University of Cambridge > > Logic & Semantics for Dummies > Higher-order algebraic theories and relative monads

Higher-order algebraic theories and relative monads

Add to your list(s) Download to your calendar using vCal

If you have a question about this talk, please contact Nathanael Arkor.

(This is a practice talk for an external seminar: feedback is very much appreciated!)

There have traditionally been two ways to reason about universal algebraic structure categorically: via algebraic theories, and via monads. It is well known that the two are tightly related: in particular, there is a correspondence between algebraic theories and a class of monads on the category of sets.

Motivated by the study of simple type theories, Fiore and Mahmoud introduced second-order algebraic theories, which extend classical (first-order) algebraic theories by variable-binding operators, such as the existential quantifier of first-order logic; the differential operators of analysis; and the lambda-abstraction operator of the unityped lambda-calculus. Fiore and Mahmoud established a correspondence between second-order algebraic theories and a second-order equational logic, but did not pursue a general understanding of the structure of the category of second-order algebraic theories. In particular, the possibility of a monad–theory correspondence for second-order algebraic theories was left as an open question.

In this talk, I will present a generalisation of algebraic theories to higher-order structure, in particular subsuming the second-order algebraic theories of Fiore and Mahmoud, and describe a universal property of the category of nth-order algebraic theories. The central result is a correspondence between (n+1)th-order algebraic theories and a class of relative monads on the category of nth-order algebraic theories, which extends to a monad correspondence subsuming that of the classical setting. Finally, I will discuss how the perspective lent by higher-order algebraic theories sheds new light on the classical monad–theory correspondence.

This is a report on joint work with Dylan McDermott.

This talk is part of the Logic & Semantics for Dummies series.

Tell a friend about this talk:

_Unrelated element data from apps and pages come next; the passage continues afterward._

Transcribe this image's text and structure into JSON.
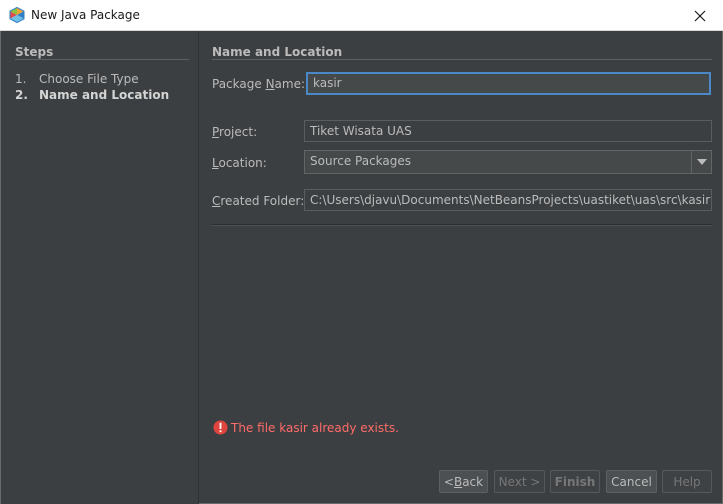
{
  "window": {
    "title": "New Java Package",
    "icon": "netbeans-cube-icon",
    "close_icon": "close-icon"
  },
  "steps": {
    "heading": "Steps",
    "items": [
      {
        "number": "1.",
        "label": "Choose File Type",
        "current": false
      },
      {
        "number": "2.",
        "label": "Name and Location",
        "current": true
      }
    ]
  },
  "form": {
    "heading": "Name and Location",
    "package_name": {
      "label_pre": "Package ",
      "label_mnemonic": "N",
      "label_post": "ame:",
      "value": "kasir"
    },
    "project": {
      "label_pre": "",
      "label_mnemonic": "P",
      "label_post": "roject:",
      "value": "Tiket Wisata UAS"
    },
    "location": {
      "label_pre": "",
      "label_mnemonic": "L",
      "label_post": "ocation:",
      "value": "Source Packages"
    },
    "created_folder": {
      "label_pre": "",
      "label_mnemonic": "C",
      "label_post": "reated Folder:",
      "value": "C:\\Users\\djavu\\Documents\\NetBeansProjects\\uastiket\\uas\\src\\kasir"
    }
  },
  "error": {
    "icon": "error-icon",
    "message": "The file kasir already exists."
  },
  "buttons": {
    "back": {
      "pre": "< ",
      "mnemonic": "B",
      "post": "ack"
    },
    "next": "Next >",
    "finish": "Finish",
    "cancel": "Cancel",
    "help": "Help"
  },
  "colors": {
    "background": "#3c3f41",
    "text": "#bbbbbb",
    "error": "#ff6b68",
    "focus": "#4a88c7"
  }
}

This talk is included in these lists:

Note that ex-directory lists are not shown.


© 2006-2021, University of Cambridge. Contact Us | Help and Documentation | Privacy and Publicity